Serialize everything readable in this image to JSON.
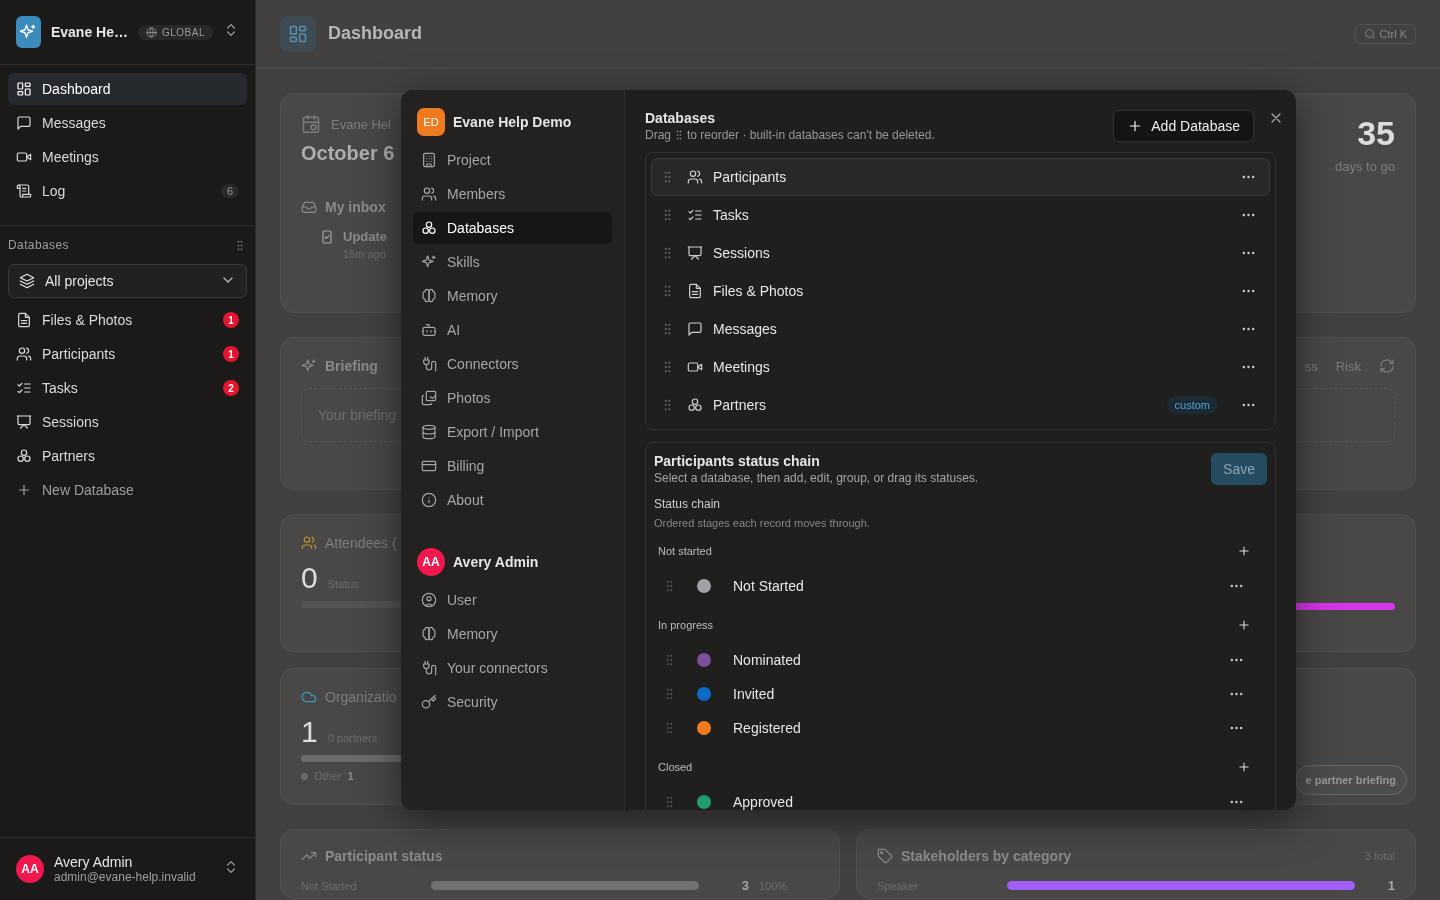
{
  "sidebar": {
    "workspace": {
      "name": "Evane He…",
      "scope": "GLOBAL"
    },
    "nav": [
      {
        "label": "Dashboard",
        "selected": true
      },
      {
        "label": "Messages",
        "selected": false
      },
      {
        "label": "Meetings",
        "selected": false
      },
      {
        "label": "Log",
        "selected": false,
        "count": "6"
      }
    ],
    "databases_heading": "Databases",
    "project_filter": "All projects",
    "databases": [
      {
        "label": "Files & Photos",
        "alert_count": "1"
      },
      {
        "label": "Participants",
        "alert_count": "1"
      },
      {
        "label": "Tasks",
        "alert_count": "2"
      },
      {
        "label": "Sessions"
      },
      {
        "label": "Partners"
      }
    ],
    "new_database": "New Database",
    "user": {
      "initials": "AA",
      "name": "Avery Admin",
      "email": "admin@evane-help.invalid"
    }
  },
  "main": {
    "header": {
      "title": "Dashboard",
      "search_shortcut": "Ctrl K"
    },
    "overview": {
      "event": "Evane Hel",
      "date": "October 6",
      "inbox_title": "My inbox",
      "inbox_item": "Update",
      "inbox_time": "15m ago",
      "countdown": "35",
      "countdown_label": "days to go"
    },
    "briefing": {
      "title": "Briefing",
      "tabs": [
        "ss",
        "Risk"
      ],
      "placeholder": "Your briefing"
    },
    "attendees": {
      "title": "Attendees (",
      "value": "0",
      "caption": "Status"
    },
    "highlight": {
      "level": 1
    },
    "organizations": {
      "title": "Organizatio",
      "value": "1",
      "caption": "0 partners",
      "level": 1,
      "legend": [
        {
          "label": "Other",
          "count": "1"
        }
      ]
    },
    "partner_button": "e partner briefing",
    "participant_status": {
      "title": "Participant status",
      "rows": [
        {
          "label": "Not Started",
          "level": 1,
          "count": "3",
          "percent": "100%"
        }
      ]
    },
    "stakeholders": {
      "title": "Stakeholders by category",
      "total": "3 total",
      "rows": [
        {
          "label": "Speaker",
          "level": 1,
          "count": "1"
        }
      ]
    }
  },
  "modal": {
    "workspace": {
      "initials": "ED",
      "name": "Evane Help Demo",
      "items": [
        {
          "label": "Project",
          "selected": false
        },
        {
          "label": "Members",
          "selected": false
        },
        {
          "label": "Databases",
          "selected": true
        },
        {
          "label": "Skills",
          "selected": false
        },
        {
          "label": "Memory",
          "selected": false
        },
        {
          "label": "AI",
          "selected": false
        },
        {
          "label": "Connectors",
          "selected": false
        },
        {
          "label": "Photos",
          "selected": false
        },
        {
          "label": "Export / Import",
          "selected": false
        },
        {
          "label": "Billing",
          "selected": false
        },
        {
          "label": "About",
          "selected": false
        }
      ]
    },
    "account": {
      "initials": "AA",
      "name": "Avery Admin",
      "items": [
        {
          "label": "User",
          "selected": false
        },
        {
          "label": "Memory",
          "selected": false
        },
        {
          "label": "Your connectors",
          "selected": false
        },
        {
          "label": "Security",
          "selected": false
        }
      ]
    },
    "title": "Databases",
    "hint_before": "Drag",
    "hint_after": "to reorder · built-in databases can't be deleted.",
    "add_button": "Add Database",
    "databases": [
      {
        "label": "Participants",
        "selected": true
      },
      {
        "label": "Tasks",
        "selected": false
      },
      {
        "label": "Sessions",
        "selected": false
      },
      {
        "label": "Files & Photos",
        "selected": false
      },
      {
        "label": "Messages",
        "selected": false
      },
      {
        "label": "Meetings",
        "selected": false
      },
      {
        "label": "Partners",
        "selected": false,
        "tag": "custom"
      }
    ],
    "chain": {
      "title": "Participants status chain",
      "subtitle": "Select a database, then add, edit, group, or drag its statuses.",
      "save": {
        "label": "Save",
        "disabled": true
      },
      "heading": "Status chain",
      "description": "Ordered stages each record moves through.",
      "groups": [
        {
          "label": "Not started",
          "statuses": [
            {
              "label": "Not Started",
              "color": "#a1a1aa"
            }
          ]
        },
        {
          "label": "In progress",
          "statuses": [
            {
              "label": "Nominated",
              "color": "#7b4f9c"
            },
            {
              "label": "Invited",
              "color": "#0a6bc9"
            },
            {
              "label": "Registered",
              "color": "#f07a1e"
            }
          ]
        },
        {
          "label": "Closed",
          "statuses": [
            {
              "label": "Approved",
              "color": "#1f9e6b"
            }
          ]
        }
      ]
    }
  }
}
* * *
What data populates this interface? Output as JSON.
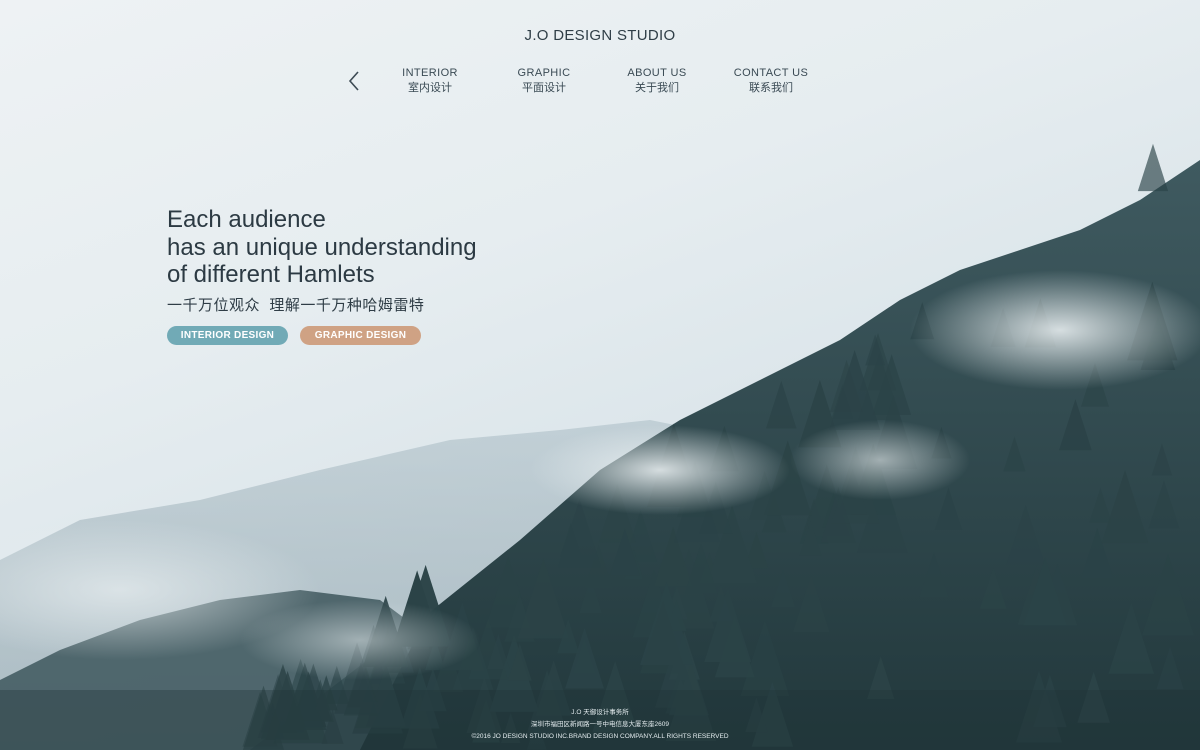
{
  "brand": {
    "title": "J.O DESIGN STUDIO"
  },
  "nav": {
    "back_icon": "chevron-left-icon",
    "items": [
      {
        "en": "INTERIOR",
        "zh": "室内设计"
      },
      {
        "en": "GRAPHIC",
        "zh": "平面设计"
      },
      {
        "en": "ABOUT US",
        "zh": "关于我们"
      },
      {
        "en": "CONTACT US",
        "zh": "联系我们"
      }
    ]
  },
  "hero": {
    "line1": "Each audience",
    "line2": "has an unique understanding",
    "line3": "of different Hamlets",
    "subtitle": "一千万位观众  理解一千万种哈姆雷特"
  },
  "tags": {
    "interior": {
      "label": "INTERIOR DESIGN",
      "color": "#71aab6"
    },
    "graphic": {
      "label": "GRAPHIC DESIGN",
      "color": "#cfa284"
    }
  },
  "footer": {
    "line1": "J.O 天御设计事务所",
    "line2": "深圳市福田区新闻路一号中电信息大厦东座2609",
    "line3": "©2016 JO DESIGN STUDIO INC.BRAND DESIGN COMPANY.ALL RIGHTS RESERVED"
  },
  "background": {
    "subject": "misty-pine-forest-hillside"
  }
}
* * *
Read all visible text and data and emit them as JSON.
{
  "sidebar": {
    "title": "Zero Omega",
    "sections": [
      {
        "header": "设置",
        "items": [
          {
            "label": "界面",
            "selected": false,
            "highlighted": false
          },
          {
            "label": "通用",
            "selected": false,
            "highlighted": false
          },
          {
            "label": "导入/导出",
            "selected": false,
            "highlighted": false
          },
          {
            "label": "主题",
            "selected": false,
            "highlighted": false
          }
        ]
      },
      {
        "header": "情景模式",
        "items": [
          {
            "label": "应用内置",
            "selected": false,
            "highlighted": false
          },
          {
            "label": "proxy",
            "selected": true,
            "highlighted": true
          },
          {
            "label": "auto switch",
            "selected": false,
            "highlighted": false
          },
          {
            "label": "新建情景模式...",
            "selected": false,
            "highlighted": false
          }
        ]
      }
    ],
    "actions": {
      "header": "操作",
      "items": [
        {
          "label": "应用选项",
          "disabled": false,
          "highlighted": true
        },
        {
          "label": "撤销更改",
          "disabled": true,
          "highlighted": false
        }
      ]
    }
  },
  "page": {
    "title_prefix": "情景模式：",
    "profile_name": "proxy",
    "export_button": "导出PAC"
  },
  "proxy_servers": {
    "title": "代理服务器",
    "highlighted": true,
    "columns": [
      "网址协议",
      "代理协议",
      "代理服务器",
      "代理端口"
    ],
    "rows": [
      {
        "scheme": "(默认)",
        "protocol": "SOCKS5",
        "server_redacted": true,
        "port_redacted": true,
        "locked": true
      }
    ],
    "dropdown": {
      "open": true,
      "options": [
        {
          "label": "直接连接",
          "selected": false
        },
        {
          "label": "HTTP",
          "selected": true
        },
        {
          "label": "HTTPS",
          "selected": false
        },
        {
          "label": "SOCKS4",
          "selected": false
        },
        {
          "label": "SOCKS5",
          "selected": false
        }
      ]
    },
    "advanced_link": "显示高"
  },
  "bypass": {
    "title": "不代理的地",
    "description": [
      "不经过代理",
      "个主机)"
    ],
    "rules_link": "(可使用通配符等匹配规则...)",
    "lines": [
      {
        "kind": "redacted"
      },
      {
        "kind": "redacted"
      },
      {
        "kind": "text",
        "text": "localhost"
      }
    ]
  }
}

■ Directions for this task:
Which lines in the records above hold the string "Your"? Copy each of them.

■ Answer to this task:
      "placeholder": "Your briefing"
          "label": "Your connectors",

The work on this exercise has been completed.